Two fifths (42 per cent) of employers who have had difficulty recruiting candidates have increased the salary on offer, according to a survey of employers by the Recruitment & Employment Confederation (REC).
In an attempt to attract candidates after failing with an initial advertisement, 80 per cent of employers re-advertised the role. A quarter (24 per cent) have resorted to lowering the requirements of the role.
Skills shortages continue to be a major concern amongst employers, with half (49 per cent) stating they expect a shortage of candidates for permanent roles in the next three months.
Demand for staff prevails, with a third (34 per cent) of employers stating they have no spare capacity and would need to take on new staff if demand increased. A further 46 per cent have just ‘a little’ capacity and might have to take on staff if their workload grew.
The REC’s latest JobsOutlook survey of 600 employers also reveals:
REC chief executive Kevin Green comments:
“The good news is that while we have record employment, employers have no intention of halting hiring. If you’re ready and willing to move jobs, you could benefit from an increase in pay as many employers are increasing starting salaries to attract candidates with the qualities that they’re looking for.
“However, throwing money at the problem isn’t a long-term solution for employers, as they compete with each other for the available talent. We need to train people up by embedding employability skills in schools, providing effective careers guidance and promoting apprenticeships. Employers should take responsibility for investing in training – it will help them retain staff and grow their own talent.

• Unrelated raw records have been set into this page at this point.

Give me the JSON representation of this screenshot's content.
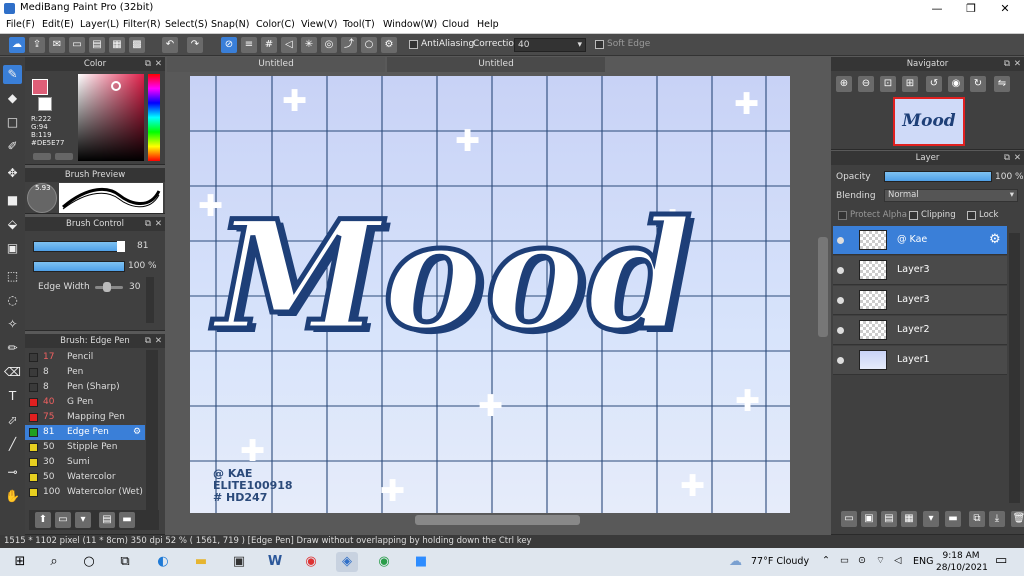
{
  "title": "MediBang Paint Pro (32bit)",
  "window_controls": {
    "minimize": "—",
    "restore": "❐",
    "close": "✕"
  },
  "menu": [
    "File(F)",
    "Edit(E)",
    "Layer(L)",
    "Filter(R)",
    "Select(S)",
    "Snap(N)",
    "Color(C)",
    "View(V)",
    "Tool(T)",
    "Window(W)",
    "Cloud",
    "Help"
  ],
  "toolbar": {
    "antialiasing": "AntiAliasing",
    "correction_label": "Correction",
    "correction_value": "40",
    "soft_edge": "Soft Edge"
  },
  "color_panel": {
    "title": "Color",
    "r": "R:222",
    "g": "G:94",
    "b": "B:119",
    "hex": "#DE5E77",
    "primary": "#de5e77"
  },
  "brush_preview": {
    "title": "Brush Preview",
    "size": "5.93"
  },
  "brush_control": {
    "title": "Brush Control",
    "size_value": "81",
    "opacity_value": "100 %",
    "edge_width_label": "Edge Width",
    "edge_width_value": "30"
  },
  "brush_panel": {
    "title": "Brush: Edge Pen",
    "items": [
      {
        "size": "17",
        "name": "Pencil",
        "color": "#3a3a3a",
        "red": true
      },
      {
        "size": "8",
        "name": "Pen",
        "color": "#3a3a3a",
        "red": false
      },
      {
        "size": "8",
        "name": "Pen (Sharp)",
        "color": "#3a3a3a",
        "red": false
      },
      {
        "size": "40",
        "name": "G Pen",
        "color": "#e02020",
        "red": true
      },
      {
        "size": "75",
        "name": "Mapping Pen",
        "color": "#e02020",
        "red": true
      },
      {
        "size": "81",
        "name": "Edge Pen",
        "color": "#20a020",
        "red": true
      },
      {
        "size": "50",
        "name": "Stipple Pen",
        "color": "#e8d020",
        "red": false
      },
      {
        "size": "30",
        "name": "Sumi",
        "color": "#e8d020",
        "red": false
      },
      {
        "size": "50",
        "name": "Watercolor",
        "color": "#e8d020",
        "red": false
      },
      {
        "size": "100",
        "name": "Watercolor (Wet)",
        "color": "#e8d020",
        "red": false
      }
    ]
  },
  "doc_tabs": [
    "Untitled",
    "Untitled"
  ],
  "canvas_text": {
    "mood": "Mood",
    "credit1": "@ KAE",
    "credit2": "ELITE100918",
    "credit3": "# HD247"
  },
  "navigator": {
    "title": "Navigator",
    "thumb_text": "Mood"
  },
  "layer_panel": {
    "title": "Layer",
    "opacity_label": "Opacity",
    "opacity_value": "100 %",
    "blending_label": "Blending",
    "blending_value": "Normal",
    "protect_alpha": "Protect Alpha",
    "clipping": "Clipping",
    "lock": "Lock",
    "layers": [
      {
        "name": "@ Kae",
        "selected": true
      },
      {
        "name": "Layer3",
        "selected": false
      },
      {
        "name": "Layer3",
        "selected": false
      },
      {
        "name": "Layer2",
        "selected": false
      },
      {
        "name": "Layer1",
        "selected": false
      }
    ]
  },
  "status": "1515 * 1102 pixel   (11 * 8cm)   350 dpi   52 %   ( 1561, 719 )   [Edge Pen] Draw without overlapping by holding down the Ctrl key",
  "taskbar": {
    "weather": "77°F  Cloudy",
    "lang": "ENG",
    "time": "9:18 AM",
    "date": "28/10/2021"
  }
}
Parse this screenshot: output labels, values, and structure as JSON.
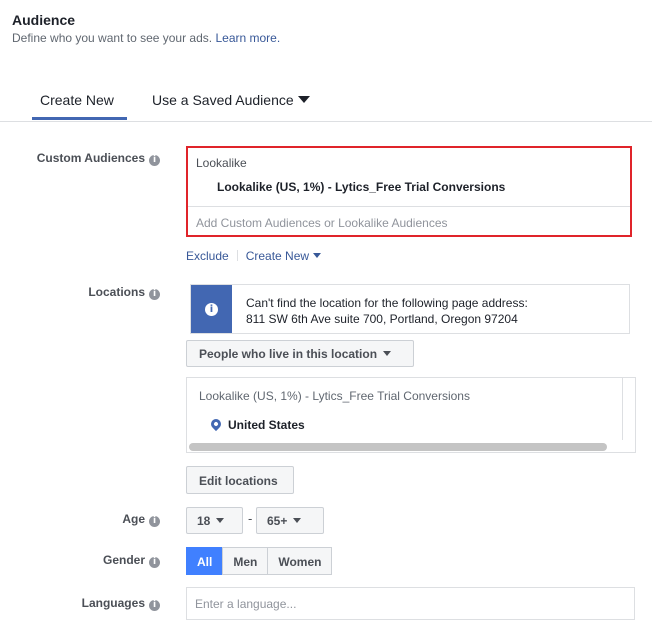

“The short supply of skilled candidates is likely to get worse. Many sectors of the economy are dependent on EU workers. The government has got to design an immigration system which enables businesses to fill the roles they have available and keeps public services up and running. If it becomes harder for EU nationals to work here and employers can’t fill their jobs, they will have little choice but to outsource the work overseas or automate it.”